This armour technology has its origins in the protective clothing worn by forestry workers to protect their bodies from chain saw injuries. If the moving saw chain comes in contact with the protective clothing the strong threads are not cut but entangle the saw mechanism causing the motor to stall.

If you wished to protect the doors and/or walls of a data centre you'd probably use this material in conjunction with other security strengthening measures such as expanded steel mesh, perhaps a ballistic layer, and a vibration sensor for an alarm system. The lightweight Avertic Armour in one or more layers would greatly delay intruders wishing to break through by denying the use of powered cutting disks to cut through other reinforcements such as steel.

A Data Centre without fire risk?

An interesting system at IFSEC 2015 was Wagner's Oxyreduct system. This system can be used to protect Data Centre rooms, vaults, document storage rooms from fire. It works by increasing the proportion of nitrogen in the atmosphere until the oxygen proportion is 15% rather than the normal 20%.  At the 15% level there's insufficient oxygen to support normal combustion. They are classed as Hypoxic Air Fire Prevention systems. In classic fire risk training you learn about the Fire Triangle; you need all three sides Oxygen, Fuel, Heat to sustain combustion. Remove one of the sides and fire will not take hold. This technique takes out the oxygen side of the triangle.

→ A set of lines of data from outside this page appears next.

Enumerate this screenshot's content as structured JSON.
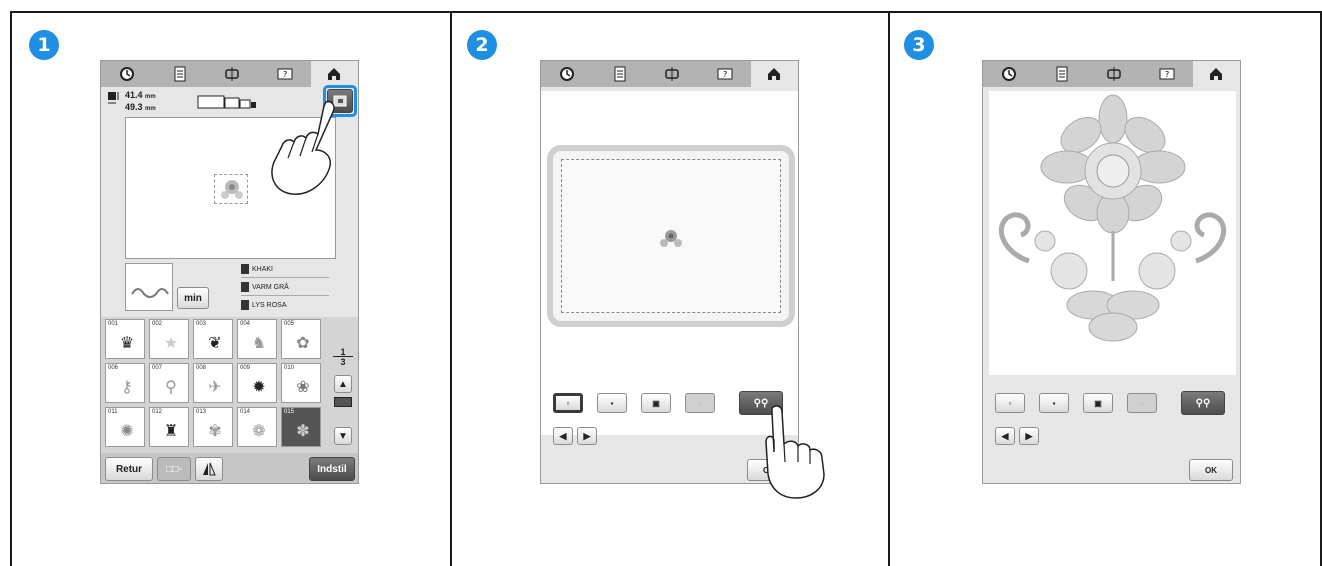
{
  "steps": [
    {
      "number": "1"
    },
    {
      "number": "2"
    },
    {
      "number": "3"
    }
  ],
  "screen1": {
    "dims": {
      "width": "41.4",
      "height": "49.3",
      "unit": "mm"
    },
    "threads": [
      "KHAKI",
      "VARM GRÅ",
      "LYS ROSA"
    ],
    "min_label": "min",
    "pattern_numbers": [
      "001",
      "002",
      "003",
      "004",
      "005",
      "006",
      "007",
      "008",
      "009",
      "010",
      "011",
      "012",
      "013",
      "014",
      "015"
    ],
    "page_indicator": {
      "current": "1",
      "total": "3"
    },
    "retur_label": "Retur",
    "indstil_label": "Indstil"
  },
  "screen2": {
    "ok_label": "OK"
  },
  "screen3": {
    "ok_label": "OK"
  },
  "colors": {
    "badge": "#1e8fe1",
    "highlight": "#1e8fe1",
    "topbar": "#b3b3b3",
    "screen_bg": "#e6e6e6"
  },
  "icons": [
    "clock-icon",
    "document-icon",
    "hoop-icon",
    "help-icon",
    "home-icon",
    "hand-pointer-icon",
    "flower-design-icon"
  ]
}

I was invited into a demonstration room by the salesman where the Oxyreduct system was controlling the atmosphere. In a classic sales type of demonstration he handed me a cigarette lighter then asked me to try to set fire to his jacket. I couldn't get a flame from the lighter, even though it had worked just fine outside the room. 

Fundamental to the system is a nitrogen concentrator unit which extracts nitrogen from the atmosphere. This nitrogen is then pumped into the room to be protected and the oxygen level monitored to be maintained at the magical 15% level. You don't need to hold compressed nitrogen in cylinders or store liquid nitrogen.

Obviously the cost of installation and operation needs to be considered but I can see this could be a highly effective system in a data centre environment. Most fire suppression system react after a fire has started. Those types of systems can cause the shut down of a room and may cause some damage themselves. Oxyreduct is definitely worth a look! 

You'd need to be sure the room to be protected is effectively gas tight and good air movement within the room to help maintain the oxygen/nitrogen balance. You'd need to ensure the gas porosity of the building structure such as walls does not exceed the capability of the system unit to provide nitrogen. If people routinely work in the room you'd need provision to replenish oxygen depleted by their breathing. 

Perhaps a simple blood oxygen saturation monitor (Oximeter) might be needed to reassure workers, particularly any person who has a compromised respiratory system. Here's some Health and Safety guidance and Wikipedia information here. In any event it might be wise to limit staff exposure to 2 hours in the reduced oxygen environment. Normally the 15% oxygen is fine for healthy workers, but some countries such as the USA OSHA Regs might prevent the use of such a system providing less than 19.5% Oxygen. Some other standards which apply are VdS 3527en and BSI: PAS 95:2011

I'd consider deploying this as a primary system with an alternate backup fire suppression system, such as high pressure water mist as a backup, but that it all depends on the safety/risk benefit cost equation. If someone wedges a door open or otherwise defeats the gas tightness of the protected area the Oxyreduct system, as with any other gas based system, would become ineffective.

Here's a video:

There's some general information on these hypoxic systems here.